44
**In Probabilistic Terms …**

We know the following: P( A1 ) = 5/365 = [It rains 5 days out of the year.] P( A2 ) = 360/365 = [It does not rain 360 days out of the year.] P( B | A1 ) = 0.9 [When it rains, the weatherman predicts rain 90% of the time.] P( B | A2 ) = 0.1 [When it does not rain, the weatherman predicts rain 10% of the time.]

45
Cont.. We want to know P( A1 | B ), the probability it will rain on the day of Marie's wedding, given a forecast for rain by the weatherman. The answer can be determined from Bayes' theorem, as shown below.

46
**Note the somewhat unintuitive result**

Note the somewhat unintuitive result. Even when the weatherman predicts rain, it only rains only about 11% of the time. Despite the weatherman's gloomy prediction, there is a good chance that Marie will not get rained on at her wedding.

47
The general form of Bayes’ theorem where we assume the set of hypotheses H partition the evidence set E: Luger: Artificial Intelligence, 5th edition. © Pearson Education Limited, 2005 22 47

48
**Application of Bayes Theorem in AI**

49
Basic rules Conditional probability: P(A|B)= P(AB) / P(B) if P(B)≠0 Product rule: P(AB) = P(A|B) P(B) Bayes’ Rule: P(A|B)= P(B|A)P(A) / P(B) Why important?? Assesing diagnostic probability from causal probability: P(Cause|Effect)=P(Effect|Cause)P(Cause)/P(Effect) E.g., if M is meningitis, S is a stiff neck, then we can compute: P(M|S)=P(S|M)P(M)/P(S)=0,8*0,0001/0,1=0,0008 (posterior probability of meningitis is still very small!) Makes connection between diagnostic and causal probability. 49

50
**Non deterministic Algorithm**

In computer science , a nondeterministic algorithm is an algorithm with one or more choice points where multiple different continuations are possible, without any specification of which one will be taken. Use In algorithm design, nondeterministic algorithms are often used as specifications. This is natural when the problem solved by the algorithm inherently allows multiple outcomes, or when there is a single outcome but there are multiple ways to get there and we simply don't care which of them is chosen. What these cases have in common is that the nondeterministic algorithm always arrives at a valid solution, no matter which choices are made at the choice points encountered underway. 50

51
**Example Example 1: Shopping list**

Consider a shopping list: a list of items to buy. It can be interpreted in two ways: The instruction to buy all of those items, in any order. This is a (nondeterministic algorithm) The instruction to buy all of those items, in the order given. This is a deterministic algorithm. 51

52
Monte Carlo Methods Monte Carlo methods are a class of computational algorithms that rely on repeated random sampling to compute their results. Monte Carlo methods are often used when simulating physical and mathematical systems. Because of their reliance on repeated computation of random or pseudo-random numbers, Monte Carlo methods are most suited to calculation by a computer. Monte Carlo methods tend to be used when it is unfeasible or impossible to compute an exact result with a deterministic algorithm. 52

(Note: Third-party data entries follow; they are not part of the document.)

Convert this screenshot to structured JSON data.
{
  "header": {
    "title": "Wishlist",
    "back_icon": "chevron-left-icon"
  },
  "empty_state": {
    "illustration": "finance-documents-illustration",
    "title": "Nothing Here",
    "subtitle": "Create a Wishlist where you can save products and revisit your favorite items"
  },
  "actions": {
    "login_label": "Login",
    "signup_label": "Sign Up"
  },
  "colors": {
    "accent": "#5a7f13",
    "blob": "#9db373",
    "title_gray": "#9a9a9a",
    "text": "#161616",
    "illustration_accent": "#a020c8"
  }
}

53
**Monte Carlo Methods – cont..**

More broadly, Monte Carlo methods are useful for modeling phenomena with significant uncertainty in inputs, such as the calculation of risk in business. It is a widely successful method in risk analysis when compared with alternative methods or human intuition. When Monte Carlo simulations have been applied in space exploration and oil exploration, actual observations of failures, cost overruns and schedule overruns are routinely better predicted by the simulations than by human intuition or alternative "soft" methods 53

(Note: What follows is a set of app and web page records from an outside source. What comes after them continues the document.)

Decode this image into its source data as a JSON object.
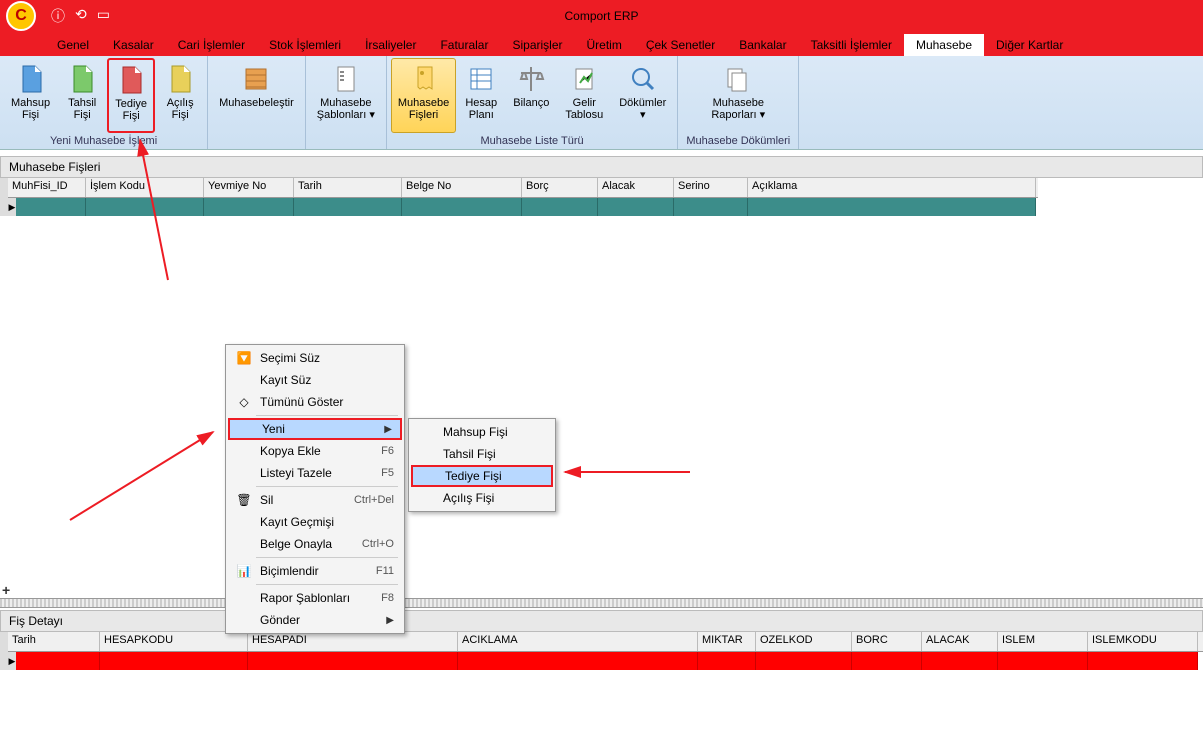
{
  "app_title": "Comport ERP",
  "menu_tabs": [
    "Genel",
    "Kasalar",
    "Cari İşlemler",
    "Stok İşlemleri",
    "İrsaliyeler",
    "Faturalar",
    "Siparişler",
    "Üretim",
    "Çek Senetler",
    "Bankalar",
    "Taksitli İşlemler",
    "Muhasebe",
    "Diğer Kartlar"
  ],
  "ribbon": {
    "group1_label": "Yeni Muhasebe İşlemi",
    "mahsup": "Mahsup\nFişi",
    "tahsil": "Tahsil\nFişi",
    "tediye": "Tediye\nFişi",
    "acilis": "Açılış\nFişi",
    "muhasebele": "Muhasebeleştir",
    "sablon": "Muhasebe\nŞablonları ▾",
    "group2_label": "Muhasebe Liste Türü",
    "fisleri": "Muhasebe\nFişleri",
    "hesap": "Hesap\nPlanı",
    "bilanco": "Bilanço",
    "gelir": "Gelir\nTablosu",
    "dokumler": "Dökümler\n▾",
    "group3_label": "Muhasebe Dökümleri",
    "raporlari": "Muhasebe\nRaporları ▾"
  },
  "upper_panel_title": "Muhasebe Fişleri",
  "upper_cols": [
    "MuhFisi_ID",
    "İşlem Kodu",
    "Yevmiye No",
    "Tarih",
    "Belge No",
    "Borç",
    "Alacak",
    "Serino",
    "Açıklama"
  ],
  "lower_panel_title": "Fiş Detayı",
  "lower_cols": [
    "Tarih",
    "HESAPKODU",
    "HESAPADI",
    "ACIKLAMA",
    "MIKTAR",
    "OZELKOD",
    "BORC",
    "ALACAK",
    "ISLEM",
    "ISLEMKODU"
  ],
  "ctx": {
    "secimi": "Seçimi Süz",
    "kayit": "Kayıt Süz",
    "tumunu": "Tümünü Göster",
    "yeni": "Yeni",
    "kopya": "Kopya Ekle",
    "kopya_hint": "F6",
    "listeyi": "Listeyi Tazele",
    "listeyi_hint": "F5",
    "sil": "Sil",
    "sil_hint": "Ctrl+Del",
    "gecmis": "Kayıt Geçmişi",
    "onayla": "Belge Onayla",
    "onayla_hint": "Ctrl+O",
    "bicim": "Biçimlendir",
    "bicim_hint": "F11",
    "rapor": "Rapor Şablonları",
    "rapor_hint": "F8",
    "gonder": "Gönder"
  },
  "submenu": {
    "mahsup": "Mahsup Fişi",
    "tahsil": "Tahsil Fişi",
    "tediye": "Tediye Fişi",
    "acilis": "Açılış Fişi"
  }
}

Similar presentations

OK

1 CHAPTER 7 PROBABILITY, PROBABILITY RULES, AND CONDITIONAL PROBABILITY.

1 CHAPTER 7 PROBABILITY, PROBABILITY RULES, AND CONDITIONAL PROBABILITY.

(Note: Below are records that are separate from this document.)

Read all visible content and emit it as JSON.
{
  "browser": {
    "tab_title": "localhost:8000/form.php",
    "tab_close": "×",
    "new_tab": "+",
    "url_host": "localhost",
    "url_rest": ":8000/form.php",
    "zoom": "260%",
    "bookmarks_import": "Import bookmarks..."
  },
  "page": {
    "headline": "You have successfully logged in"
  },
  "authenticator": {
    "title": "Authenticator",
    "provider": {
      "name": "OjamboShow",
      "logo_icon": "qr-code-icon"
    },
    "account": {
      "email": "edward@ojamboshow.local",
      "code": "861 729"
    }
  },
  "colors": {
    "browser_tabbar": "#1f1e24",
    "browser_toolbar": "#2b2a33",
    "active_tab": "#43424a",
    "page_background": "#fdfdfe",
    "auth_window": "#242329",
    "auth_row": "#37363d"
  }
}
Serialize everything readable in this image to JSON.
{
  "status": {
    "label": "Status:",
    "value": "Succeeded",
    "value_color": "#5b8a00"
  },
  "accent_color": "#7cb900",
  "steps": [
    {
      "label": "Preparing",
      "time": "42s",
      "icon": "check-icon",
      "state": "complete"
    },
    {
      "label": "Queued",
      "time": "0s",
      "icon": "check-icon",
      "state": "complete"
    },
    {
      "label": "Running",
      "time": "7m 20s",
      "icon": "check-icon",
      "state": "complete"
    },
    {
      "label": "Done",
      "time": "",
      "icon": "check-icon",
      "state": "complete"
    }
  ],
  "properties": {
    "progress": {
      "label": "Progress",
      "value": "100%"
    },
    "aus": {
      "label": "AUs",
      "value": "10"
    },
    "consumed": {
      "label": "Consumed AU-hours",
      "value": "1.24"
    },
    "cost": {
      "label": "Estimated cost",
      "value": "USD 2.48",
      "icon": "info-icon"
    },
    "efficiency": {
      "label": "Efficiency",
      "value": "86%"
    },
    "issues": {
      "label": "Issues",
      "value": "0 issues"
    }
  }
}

© 2018 SlidePlayer.com Inc.

All rights reserved.

To make this website work, we log user data and share it with processors. To use this website, you must agree to our Privacy Policy, including cookie policy.

Ads by Google

Ppt online marketing Ppt on emotional intelligence download Ppt on agriculture and its types Ppt on indian politics jokes Ppt on indian railway reservation system Ppt on voluntary provident fund Ppt on going places by a.r.barton Free download ppt on indian culture Immune system for kids ppt on batteries Ppt on javascript events ios